People who use their time well, though, know where to look. Even a crazy week spent on the road can feature moments of real relaxation–enough to keep you going and power you through to the weekend.
I realized this while studying the schedule of one busy woman last year. During the week she logged, she’d traveled several days. But while she had dinners some of those nights, she tended to cut out early and call friends. She’d spend 30 minutes or more chatting with them, squeezing this fun time into hours most people wouldn’t recognize as available. In essence, she was re-creating a girls’ night out from her hotel room. (Minus the shared round of Cosmos, I suppose. But if she’d Skyped and ordered a drink from room service, the effect could have been similar).
I loved that idea. As she explained to me, if you’re traveling, you’ve already taken the hit of being away from your family. The laundry can’t guilt-trip you into doing it. So why not use any available downtime for personal pursuits?
It’s something I’ve been trying to do. I was in London this past week doing book publicity. My Thursday started at 5 a.m. with an early morning radio show, but mercifully, I was off after 3 p.m. So I spent the late afternoon hours touring the National Gallery, which was a few blocks from my hotel. I love art museums, but at home, I’m probably not going to take a weekday evening away from my kids to go. Since I was already on the road? I was able to spend a lovely few hours exploring the Rembrandts and Van Goghs at my own pace.
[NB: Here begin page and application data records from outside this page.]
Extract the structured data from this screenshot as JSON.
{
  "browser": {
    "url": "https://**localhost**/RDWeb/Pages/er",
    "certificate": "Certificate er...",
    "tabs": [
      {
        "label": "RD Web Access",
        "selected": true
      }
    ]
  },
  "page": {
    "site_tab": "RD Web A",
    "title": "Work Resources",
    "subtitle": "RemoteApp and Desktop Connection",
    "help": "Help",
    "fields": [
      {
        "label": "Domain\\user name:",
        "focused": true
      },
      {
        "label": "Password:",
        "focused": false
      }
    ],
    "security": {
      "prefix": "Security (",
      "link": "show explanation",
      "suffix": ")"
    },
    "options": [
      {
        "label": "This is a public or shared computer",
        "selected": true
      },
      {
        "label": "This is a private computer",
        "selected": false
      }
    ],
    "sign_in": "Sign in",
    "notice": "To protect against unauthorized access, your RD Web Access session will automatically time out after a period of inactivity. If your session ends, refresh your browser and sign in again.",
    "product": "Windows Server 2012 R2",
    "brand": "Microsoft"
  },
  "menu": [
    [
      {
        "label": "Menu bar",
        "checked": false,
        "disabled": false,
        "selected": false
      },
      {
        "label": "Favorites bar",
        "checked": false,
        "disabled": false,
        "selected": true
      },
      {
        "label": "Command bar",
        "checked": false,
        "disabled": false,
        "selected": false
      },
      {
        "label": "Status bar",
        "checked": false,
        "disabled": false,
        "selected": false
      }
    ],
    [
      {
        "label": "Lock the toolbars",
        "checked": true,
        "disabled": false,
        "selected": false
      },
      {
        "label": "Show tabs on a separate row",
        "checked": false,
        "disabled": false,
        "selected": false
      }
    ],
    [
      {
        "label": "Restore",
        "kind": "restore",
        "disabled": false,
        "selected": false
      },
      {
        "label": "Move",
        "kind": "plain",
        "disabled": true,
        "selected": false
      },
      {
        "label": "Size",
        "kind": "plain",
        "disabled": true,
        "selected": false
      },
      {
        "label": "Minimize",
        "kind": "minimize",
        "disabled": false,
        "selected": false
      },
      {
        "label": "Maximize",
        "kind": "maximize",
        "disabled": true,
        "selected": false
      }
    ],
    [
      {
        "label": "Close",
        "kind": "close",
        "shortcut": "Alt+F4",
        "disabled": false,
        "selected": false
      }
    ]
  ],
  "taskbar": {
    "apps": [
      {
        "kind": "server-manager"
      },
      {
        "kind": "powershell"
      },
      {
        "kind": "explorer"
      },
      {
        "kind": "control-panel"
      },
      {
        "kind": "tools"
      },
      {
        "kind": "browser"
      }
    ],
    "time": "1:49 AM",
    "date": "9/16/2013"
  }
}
To be sure, travel days are often busy days. You won’t hit an art museum if you’re booked from 8 a.m. to 5 p.m., and then need to join your clients for dinner. But even a day like that offers possibilities. Go for a walk after your last meeting and explore the city. If your hotel has a spa with late or early hours, why not try it? Bring a good book, and consciously take 30 minutes away from your email to dive in. Your inbox will still be there half an hour later. Indeed, if you’ve got serious jet lag, you can spend all night with your email. At least that’s what I wind up doing every time I travel.
This article originally appeared on Fast Company.